As you can see, it’s a mixed bag: AT&T’s  and Pfizer’s dividend yield % increased, Merck’s is flat, while Verizon’s and Kraft’s have decreased, as their price/share has risen quite a bit. Verizon raised its quarterly dividend from $.475 to $.488/share, but this wasn’t enough to keep pace with their 18% price rise. Kraft didn’t increase its $.29/share quarterly dividend.  AT&T raised its dividend from $.42 to $.43, plus AT&T’s price/share has fallen over 3% in 2011, which also accounts for the higher yield.  Pfizer raised its quarterly dividend from $.18 to $.20/share in 2011.

With the top 5 Dow dividend stocks yielding from a low of 3.68% up to 6.13%, income investors might look elsewhere for higher yields.  However, you can easily double the dividend yields of these blue chip stocks, by selling covered calls and cash secured puts.  Here’s a comparison of the annualized dividend yields vs. 6-7 month covered call and cash secured put trades for these 5 Dogs Of The Dow:


With the Covered Call strategy, you collect the dividends AND the call option premium, which is often twice the amount or more of the dividend payout prior to the option expiration date.  The Cash Secured Put Strategy only gets you the put premiums, but these are also often much higher than the dividend payouts, and your break-even price for owning the stock is lower than the current price/share.

Covered Calls Comparison:


In addition to the dividend and call option income, covered call sellers also have the potential for “assigned” price gains – the difference between their cost/underlying share and the call strike price.

For example, AT&T’s share price in this example is $28.04, and the strike price is $29, so the potential price gain is an additional $.96, which would raise the total yield to 18.57%, 3 times that of AT&T’s 6.13% dividend yield. (There are further details for these call options trades in our Covered Calls Table.)

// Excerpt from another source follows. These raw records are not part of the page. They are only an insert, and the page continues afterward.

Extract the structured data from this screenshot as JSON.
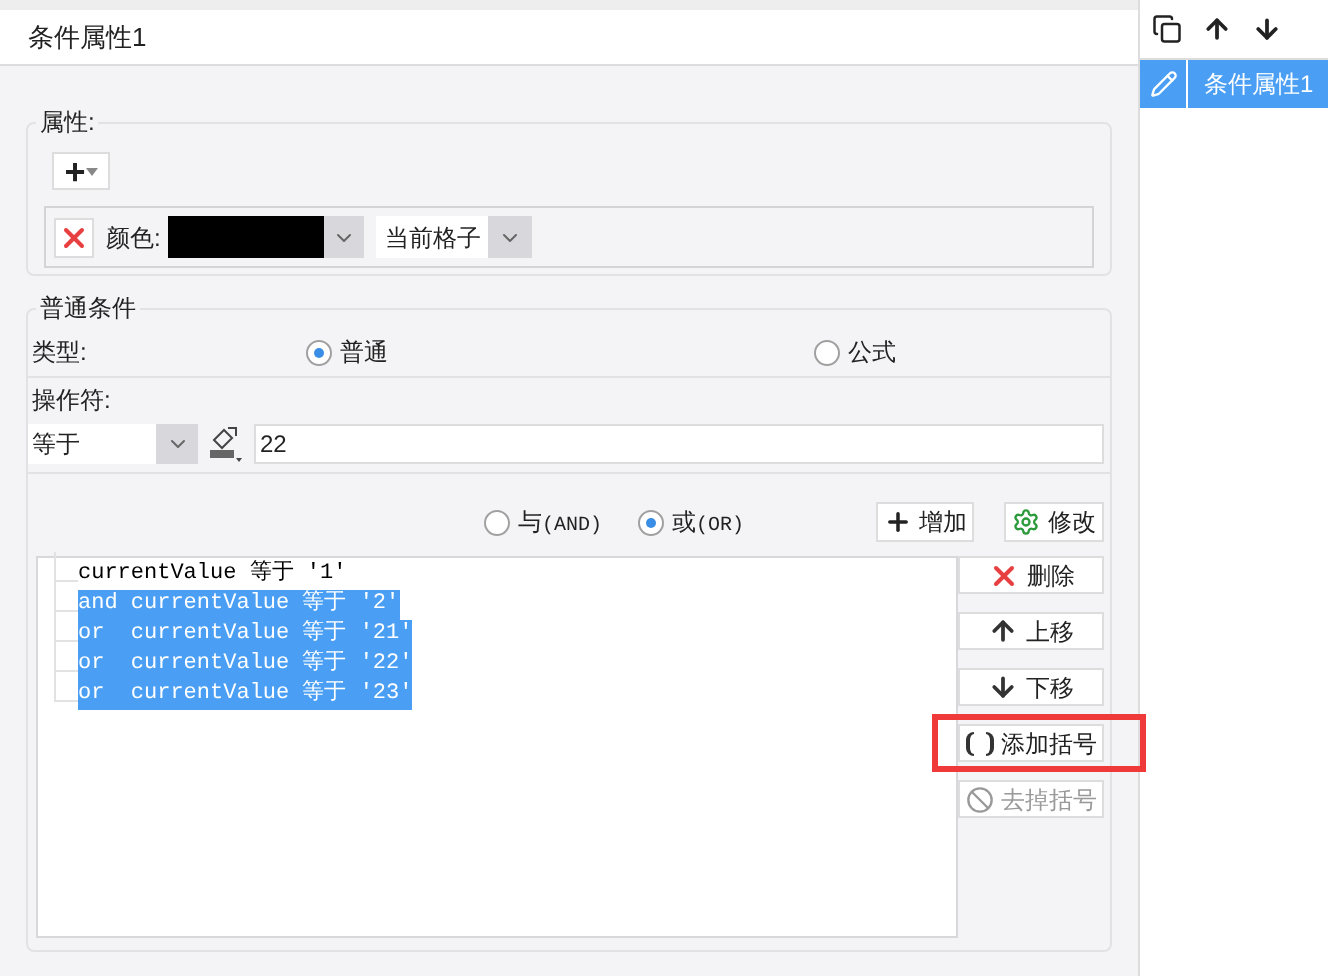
{
  "window": {
    "title": "条件属性1"
  },
  "attributes": {
    "legend": "属性:",
    "add_icon": "+",
    "rule": {
      "label": "颜色:",
      "color": "#000000",
      "scope": "当前格子"
    }
  },
  "condition": {
    "legend": "普通条件",
    "type_label": "类型:",
    "types": [
      {
        "label": "普通",
        "selected": true
      },
      {
        "label": "公式",
        "selected": false
      }
    ],
    "operator_label": "操作符:",
    "operator": "等于",
    "value": "22",
    "joins": [
      {
        "label": "与",
        "suffix": "(AND)",
        "selected": false
      },
      {
        "label": "或",
        "suffix": "(OR)",
        "selected": true
      }
    ],
    "add_button": "增加",
    "edit_button": "修改",
    "rows": [
      {
        "text": "currentValue 等于 '1'",
        "selected": false
      },
      {
        "text": "and currentValue 等于 '2'",
        "selected": true
      },
      {
        "text": "or  currentValue 等于 '21'",
        "selected": true
      },
      {
        "text": "or  currentValue 等于 '22'",
        "selected": true
      },
      {
        "text": "or  currentValue 等于 '23'",
        "selected": true
      }
    ],
    "actions": [
      {
        "kind": "delete",
        "label": "删除",
        "disabled": false,
        "highlighted": false
      },
      {
        "kind": "up",
        "label": "上移",
        "disabled": false,
        "highlighted": false
      },
      {
        "kind": "down",
        "label": "下移",
        "disabled": false,
        "highlighted": false
      },
      {
        "kind": "add-brackets",
        "label": "添加括号",
        "disabled": false,
        "highlighted": true
      },
      {
        "kind": "remove-brackets",
        "label": "去掉括号",
        "disabled": true,
        "highlighted": false
      }
    ]
  },
  "sidebar": {
    "items": [
      {
        "label": "条件属性1",
        "selected": true
      }
    ]
  }
}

Cash Secured Puts Comparison:


Even without the benefit of collecting dividends, selling the put options in these trades would achieve yields of 2 to 3 times that of these stocks’ dividend yields. (There are further details for these put options trades in our Cash Secured Puts Table.)

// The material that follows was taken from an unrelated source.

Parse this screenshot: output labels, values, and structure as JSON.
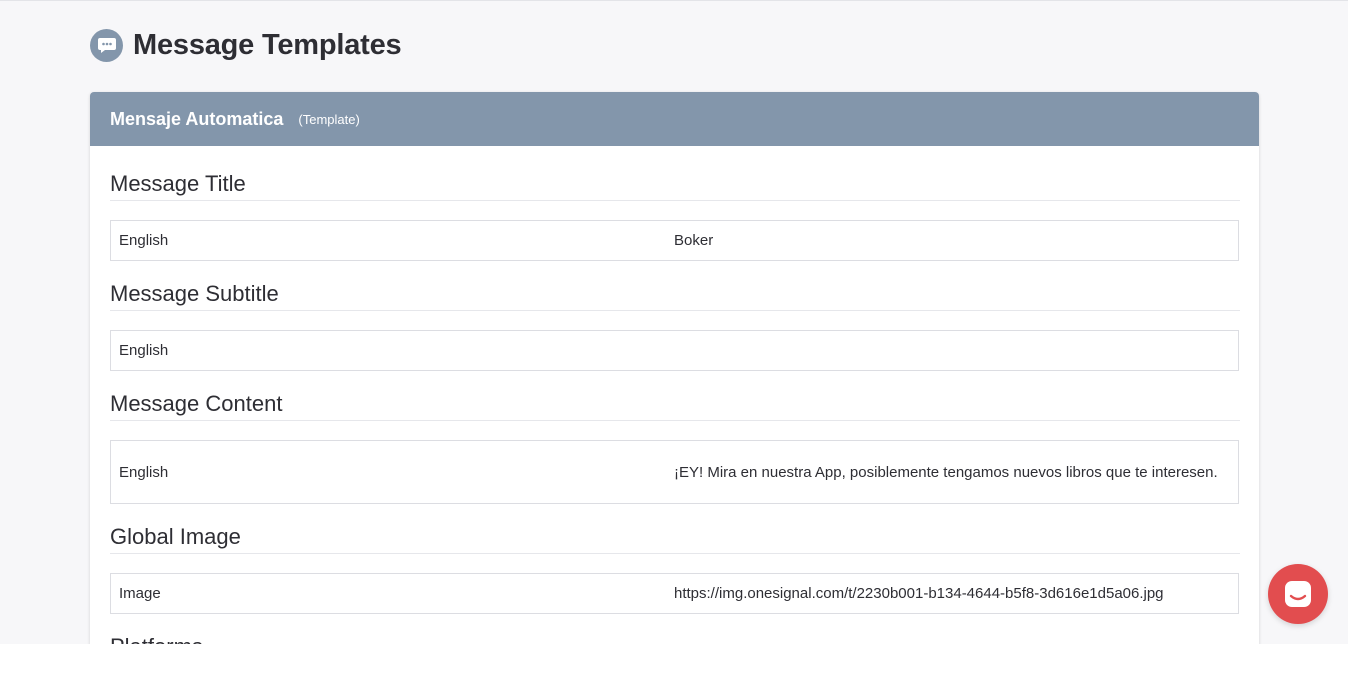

Note: Selling cash secured puts normally requires your broker to hold a 100% cash reserve in your account, during the term of the trade. For example, if you sold one $28.00 AT&T put, your broker would hold $2800.00 of the funds in your account in reserve.

Disclosure: Author is long shares of and short puts of T, and short puts of VZ.

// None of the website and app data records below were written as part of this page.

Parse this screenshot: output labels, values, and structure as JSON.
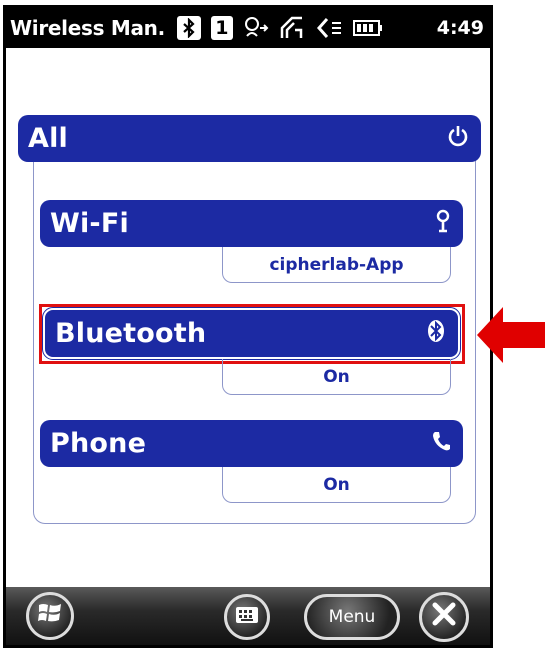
{
  "status_bar": {
    "title": "Wireless Man.",
    "icons": [
      "bluetooth-icon",
      "one-icon",
      "network-icon",
      "phone-signal-icon",
      "volume-icon",
      "battery-icon"
    ],
    "one_label": "1",
    "time": "4:49"
  },
  "groups": {
    "all": {
      "label": "All",
      "icon": "power-icon"
    },
    "wifi": {
      "label": "Wi-Fi",
      "icon": "wifi-antenna-icon",
      "status": "cipherlab-App"
    },
    "bluetooth": {
      "label": "Bluetooth",
      "icon": "bluetooth-icon",
      "status": "On"
    },
    "phone": {
      "label": "Phone",
      "icon": "phone-icon",
      "status": "On"
    }
  },
  "taskbar": {
    "menu_label": "Menu",
    "start_icon": "windows-logo-icon",
    "keyboard_icon": "keyboard-icon",
    "close_icon": "close-icon"
  },
  "colors": {
    "bar": "#1c2aa3",
    "highlight": "#e01010",
    "arrow": "#e00000"
  }
}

Disclaimer: This article is written for informational purposes only and isn’t intended as investment advice.

Top 5 Dogs Of The Dow – Highest Dividend Stocks & Options Yields

By Robert Hauver

Looking for well-known high dividend stocks?  The Dogs of the Dow strategy advocates buying the 10 Dow dividend paying stocks with the highest dividend yield.  This week we narrowed this group down to 5 stocks with the highest dividend yields and the highest option yields.  As usual, there are mixed metrics among the group:


Verizon’s ROE, (Return On Equity), of just 1.08, looks particularly flea-bitten, when compared to the rest of the pack.

Valuation metrics:


While the long-term PEG ratios for these stocks aren’t very compelling, the next year PEG’s for 2 of them, Merck and Kraft, look attractive, as they’re below 1.  This plays into the idea of a shorter term strategy, such as selling Covered Calls or Cash Secured Puts, with Feb. – April expiration dates.

The basic Covered Call option yields for these dividend stocks are listed below.  We’ve listed the complete info for these trades, including expiration dates, and the additional potential price gains, in our Covered Calls table.


The Cash Secured Put options for these stocks also currently offer high options yields:


We’ve added these trades this week to our Cash Secured Puts Table, where you’ll find more details.

Disclosure: Author is short T calls and puts, and long T shares.

Disclaimer: This article is written for informational purposes only.

© 2010 DeMar Marketing.  All rights reserved.